ACTIVITY: From the first line to the last, return the material exactly.

EXERCISE DATA:
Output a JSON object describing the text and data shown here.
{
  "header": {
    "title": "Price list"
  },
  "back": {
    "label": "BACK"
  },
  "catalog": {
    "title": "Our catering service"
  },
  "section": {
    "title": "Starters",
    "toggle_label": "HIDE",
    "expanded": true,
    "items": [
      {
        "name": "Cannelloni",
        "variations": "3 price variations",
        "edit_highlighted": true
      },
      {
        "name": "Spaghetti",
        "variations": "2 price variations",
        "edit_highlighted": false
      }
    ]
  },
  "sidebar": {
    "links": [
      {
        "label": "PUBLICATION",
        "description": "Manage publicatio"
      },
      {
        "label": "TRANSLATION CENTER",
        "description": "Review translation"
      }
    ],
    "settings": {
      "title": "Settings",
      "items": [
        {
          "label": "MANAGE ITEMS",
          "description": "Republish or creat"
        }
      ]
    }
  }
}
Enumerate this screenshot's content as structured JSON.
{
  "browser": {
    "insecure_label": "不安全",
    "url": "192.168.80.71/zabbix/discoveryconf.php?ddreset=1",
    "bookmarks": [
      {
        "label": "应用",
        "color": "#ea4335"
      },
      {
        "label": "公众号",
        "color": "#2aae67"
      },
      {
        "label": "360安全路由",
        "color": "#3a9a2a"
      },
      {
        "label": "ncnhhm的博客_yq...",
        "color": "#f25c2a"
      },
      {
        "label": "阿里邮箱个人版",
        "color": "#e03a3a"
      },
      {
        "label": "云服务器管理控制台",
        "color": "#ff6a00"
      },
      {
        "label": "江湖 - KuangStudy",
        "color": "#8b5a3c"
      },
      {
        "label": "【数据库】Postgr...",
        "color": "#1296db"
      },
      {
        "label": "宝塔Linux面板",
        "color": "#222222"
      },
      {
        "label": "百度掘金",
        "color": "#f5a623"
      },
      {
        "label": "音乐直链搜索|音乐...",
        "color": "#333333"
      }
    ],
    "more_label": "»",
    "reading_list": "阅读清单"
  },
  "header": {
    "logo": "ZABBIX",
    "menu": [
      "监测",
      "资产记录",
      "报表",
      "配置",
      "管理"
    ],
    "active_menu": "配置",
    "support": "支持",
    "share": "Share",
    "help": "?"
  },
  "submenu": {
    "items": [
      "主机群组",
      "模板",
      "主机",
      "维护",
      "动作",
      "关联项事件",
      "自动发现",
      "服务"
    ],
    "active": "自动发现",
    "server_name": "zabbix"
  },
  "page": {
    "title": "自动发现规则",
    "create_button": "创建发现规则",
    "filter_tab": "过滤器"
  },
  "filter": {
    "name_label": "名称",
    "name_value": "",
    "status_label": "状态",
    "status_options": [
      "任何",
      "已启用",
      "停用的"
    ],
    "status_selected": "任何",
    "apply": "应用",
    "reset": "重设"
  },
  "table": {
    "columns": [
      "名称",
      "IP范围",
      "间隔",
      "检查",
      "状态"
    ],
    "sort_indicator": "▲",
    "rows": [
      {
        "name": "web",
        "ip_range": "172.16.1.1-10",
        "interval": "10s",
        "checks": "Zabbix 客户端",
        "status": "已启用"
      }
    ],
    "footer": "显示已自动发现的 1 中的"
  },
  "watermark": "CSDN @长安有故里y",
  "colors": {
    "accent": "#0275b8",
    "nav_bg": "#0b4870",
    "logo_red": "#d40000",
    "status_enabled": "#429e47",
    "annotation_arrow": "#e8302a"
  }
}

SOLVED PROBLEM:
Output a JSON object describing the text and data shown here.
{
  "header": {
    "title": "Price list"
  },
  "back": {
    "label": "BACK"
  },
  "catalog": {
    "title": "Our catering service"
  },
  "section": {
    "title": "Starters",
    "toggle_label": "HIDE",
    "expanded": true,
    "items": [
      {
        "name": "Cannelloni",
        "variations": "3 price variations",
        "edit_highlighted": true
      },
      {
        "name": "Spaghetti",
        "variations": "2 price variations",
        "edit_highlighted": false
      }
    ]
  },
  "sidebar": {
    "links": [
      {
        "label": "PUBLICATION",
        "description": "Manage publicatio"
      },
      {
        "label": "TRANSLATION CENTER",
        "description": "Review translation"
      }
    ],
    "settings": {
      "title": "Settings",
      "items": [
        {
          "label": "MANAGE ITEMS",
          "description": "Republish or creat"
        }
      ]
    }
  }
}
Enumerate this screenshot's content as structured JSON.
{
  "browser": {
    "insecure_label": "不安全",
    "url": "192.168.80.71/zabbix/discoveryconf.php?ddreset=1",
    "bookmarks": [
      {
        "label": "应用",
        "color": "#ea4335"
      },
      {
        "label": "公众号",
        "color": "#2aae67"
      },
      {
        "label": "360安全路由",
        "color": "#3a9a2a"
      },
      {
        "label": "ncnhhm的博客_yq...",
        "color": "#f25c2a"
      },
      {
        "label": "阿里邮箱个人版",
        "color": "#e03a3a"
      },
      {
        "label": "云服务器管理控制台",
        "color": "#ff6a00"
      },
      {
        "label": "江湖 - KuangStudy",
        "color": "#8b5a3c"
      },
      {
        "label": "【数据库】Postgr...",
        "color": "#1296db"
      },
      {
        "label": "宝塔Linux面板",
        "color": "#222222"
      },
      {
        "label": "百度掘金",
        "color": "#f5a623"
      },
      {
        "label": "音乐直链搜索|音乐...",
        "color": "#333333"
      }
    ],
    "more_label": "»",
    "reading_list": "阅读清单"
  },
  "header": {
    "logo": "ZABBIX",
    "menu": [
      "监测",
      "资产记录",
      "报表",
      "配置",
      "管理"
    ],
    "active_menu": "配置",
    "support": "支持",
    "share": "Share",
    "help": "?"
  },
  "submenu": {
    "items": [
      "主机群组",
      "模板",
      "主机",
      "维护",
      "动作",
      "关联项事件",
      "自动发现",
      "服务"
    ],
    "active": "自动发现",
    "server_name": "zabbix"
  },
  "page": {
    "title": "自动发现规则",
    "create_button": "创建发现规则",
    "filter_tab": "过滤器"
  },
  "filter": {
    "name_label": "名称",
    "name_value": "",
    "status_label": "状态",
    "status_options": [
      "任何",
      "已启用",
      "停用的"
    ],
    "status_selected": "任何",
    "apply": "应用",
    "reset": "重设"
  },
  "table": {
    "columns": [
      "名称",
      "IP范围",
      "间隔",
      "检查",
      "状态"
    ],
    "sort_indicator": "▲",
    "rows": [
      {
        "name": "web",
        "ip_range": "172.16.1.1-10",
        "interval": "10s",
        "checks": "Zabbix 客户端",
        "status": "已启用"
      }
    ],
    "footer": "显示已自动发现的 1 中的"
  },
  "watermark": "CSDN @长安有故里y",
  "colors": {
    "accent": "#0275b8",
    "nav_bg": "#0b4870",
    "logo_red": "#d40000",
    "status_enabled": "#429e47",
    "annotation_arrow": "#e8302a"
  }
}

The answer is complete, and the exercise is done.